Utah Encourages Hunting of Invasive Bullfrogs (No License Needed)
Luke Cuenco 07.03.20
The state of Utah has declared open season on an invasive species of bullfrog and is actively encouraging people to hunt them to combat the growing population. The Utah Division of Wildlife Resources (DWR) has even gone as far as to allow the hunting of these gigantic bullfrogs without a hunting license.
In a tweet on June 24th, 2020 the DWR officially stated that people could catch as many as they wanted and provided a link to a blog post with tips on catching and cooking them.
These bullfrogs are purported to be as large as 8 inches and weigh up to 1.5 pounds. The bullfrogs are normally native to eastern parts of the United States, most notably in the marshes of the Great Salt Lake. According to the DWR, it is unclear when the bullfrogs first arrived in Utah, but they do note there have been breeding populations of the frogs since the early 1970s.

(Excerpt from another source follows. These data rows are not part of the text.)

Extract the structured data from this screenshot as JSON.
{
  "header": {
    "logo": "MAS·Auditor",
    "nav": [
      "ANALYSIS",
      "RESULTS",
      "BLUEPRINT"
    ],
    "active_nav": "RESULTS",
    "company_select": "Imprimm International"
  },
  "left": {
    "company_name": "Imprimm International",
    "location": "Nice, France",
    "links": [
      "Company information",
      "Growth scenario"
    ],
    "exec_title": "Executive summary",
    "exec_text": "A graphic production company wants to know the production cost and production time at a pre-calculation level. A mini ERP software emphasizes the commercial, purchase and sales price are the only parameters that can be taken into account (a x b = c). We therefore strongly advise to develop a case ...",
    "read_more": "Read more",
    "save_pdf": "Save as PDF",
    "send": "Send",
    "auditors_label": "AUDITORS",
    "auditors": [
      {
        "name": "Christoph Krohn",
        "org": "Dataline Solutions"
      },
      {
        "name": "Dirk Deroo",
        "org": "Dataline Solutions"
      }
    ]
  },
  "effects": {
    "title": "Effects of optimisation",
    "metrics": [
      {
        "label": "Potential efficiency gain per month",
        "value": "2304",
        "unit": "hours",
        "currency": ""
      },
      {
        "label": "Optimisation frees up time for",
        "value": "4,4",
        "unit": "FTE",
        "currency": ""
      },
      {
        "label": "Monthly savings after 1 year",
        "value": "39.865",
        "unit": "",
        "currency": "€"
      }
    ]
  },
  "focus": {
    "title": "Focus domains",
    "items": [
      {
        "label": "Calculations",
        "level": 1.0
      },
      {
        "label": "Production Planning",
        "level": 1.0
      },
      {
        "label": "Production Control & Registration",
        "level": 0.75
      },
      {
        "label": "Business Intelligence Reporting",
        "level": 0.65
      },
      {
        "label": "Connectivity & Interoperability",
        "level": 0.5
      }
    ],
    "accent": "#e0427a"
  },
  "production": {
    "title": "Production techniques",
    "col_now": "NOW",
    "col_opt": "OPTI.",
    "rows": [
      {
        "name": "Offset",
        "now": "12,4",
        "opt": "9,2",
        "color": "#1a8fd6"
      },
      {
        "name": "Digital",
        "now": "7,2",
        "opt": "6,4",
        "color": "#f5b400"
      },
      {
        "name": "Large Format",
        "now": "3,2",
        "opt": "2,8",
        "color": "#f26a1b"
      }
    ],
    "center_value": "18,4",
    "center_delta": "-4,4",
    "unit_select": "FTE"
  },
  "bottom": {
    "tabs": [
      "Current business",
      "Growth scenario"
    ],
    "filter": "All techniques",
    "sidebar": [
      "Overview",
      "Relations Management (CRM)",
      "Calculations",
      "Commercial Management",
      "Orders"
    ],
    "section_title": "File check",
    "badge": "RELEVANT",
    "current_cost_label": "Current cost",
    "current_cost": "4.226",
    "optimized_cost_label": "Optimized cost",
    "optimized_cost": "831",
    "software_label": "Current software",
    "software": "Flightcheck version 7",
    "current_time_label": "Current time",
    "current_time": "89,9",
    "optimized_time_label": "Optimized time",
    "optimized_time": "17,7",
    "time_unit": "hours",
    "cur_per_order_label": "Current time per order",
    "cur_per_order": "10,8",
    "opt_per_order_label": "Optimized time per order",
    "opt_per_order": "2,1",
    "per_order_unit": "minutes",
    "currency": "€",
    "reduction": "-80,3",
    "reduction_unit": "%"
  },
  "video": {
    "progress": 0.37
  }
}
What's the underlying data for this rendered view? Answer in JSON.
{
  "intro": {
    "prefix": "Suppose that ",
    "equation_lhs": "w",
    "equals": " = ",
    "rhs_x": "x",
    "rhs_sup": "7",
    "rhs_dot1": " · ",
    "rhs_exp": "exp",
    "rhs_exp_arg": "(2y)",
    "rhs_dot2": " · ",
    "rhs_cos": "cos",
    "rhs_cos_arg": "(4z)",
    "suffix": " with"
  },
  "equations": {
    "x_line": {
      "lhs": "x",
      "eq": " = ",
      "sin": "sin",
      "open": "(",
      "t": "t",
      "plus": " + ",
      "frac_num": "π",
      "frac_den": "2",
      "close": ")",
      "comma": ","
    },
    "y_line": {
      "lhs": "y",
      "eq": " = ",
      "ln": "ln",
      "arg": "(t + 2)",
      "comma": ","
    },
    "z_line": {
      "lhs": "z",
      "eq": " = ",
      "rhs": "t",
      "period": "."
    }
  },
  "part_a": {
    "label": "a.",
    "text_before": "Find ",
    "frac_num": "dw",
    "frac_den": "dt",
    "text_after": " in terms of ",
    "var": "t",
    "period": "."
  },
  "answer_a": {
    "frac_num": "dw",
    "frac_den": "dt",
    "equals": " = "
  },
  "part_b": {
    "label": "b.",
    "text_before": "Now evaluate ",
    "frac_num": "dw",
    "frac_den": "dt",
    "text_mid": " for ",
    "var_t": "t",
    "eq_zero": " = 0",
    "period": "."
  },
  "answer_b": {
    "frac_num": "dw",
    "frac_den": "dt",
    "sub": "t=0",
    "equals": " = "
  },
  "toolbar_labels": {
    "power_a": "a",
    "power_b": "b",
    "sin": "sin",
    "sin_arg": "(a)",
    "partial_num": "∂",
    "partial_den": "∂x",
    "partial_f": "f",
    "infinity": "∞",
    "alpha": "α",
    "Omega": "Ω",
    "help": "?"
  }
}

Typically you would use fishing gear to hunt for the frogs (often called frog gigging), but some hunters will opt to use archery equipment while bowfishing to snag some bullfrogs (bowfrogging). Ja Eggett, the supervisor of the Lee Kay Public Shooting Range Facilities and Grounds explains in detail how to find, catch, and cook them in his blog post on the DWR website:
“Most of the ponds and marshes along the Wasatch Front contain bullfrogs. A quick evening trip and some listening will reveal if you’ve found a spot where bullfrogs are present. They breed from late spring through early summer, during which time you’ll hear males call together in a chorus. Bullfrogs are typically green or gray-brown with brown spots and have easily identifiable circular eardrums — or tympanum — on either side of their heads. Based on how much they have spread, I think you could find them in many locations throughout the state.”
Ja goes on in his article to warn potential hunters that it is illegal to transport the frogs while they are still alive. Dues to the invasive nature of the bullfrogs, transporting live ones increases the risk they will spread even further. There is no limit and no season for bullfrog in Utah and a license is not required to catch them, but Ja recommends that you have a fishing license with you if you inadvertently catch a fish to avoid any legal trouble.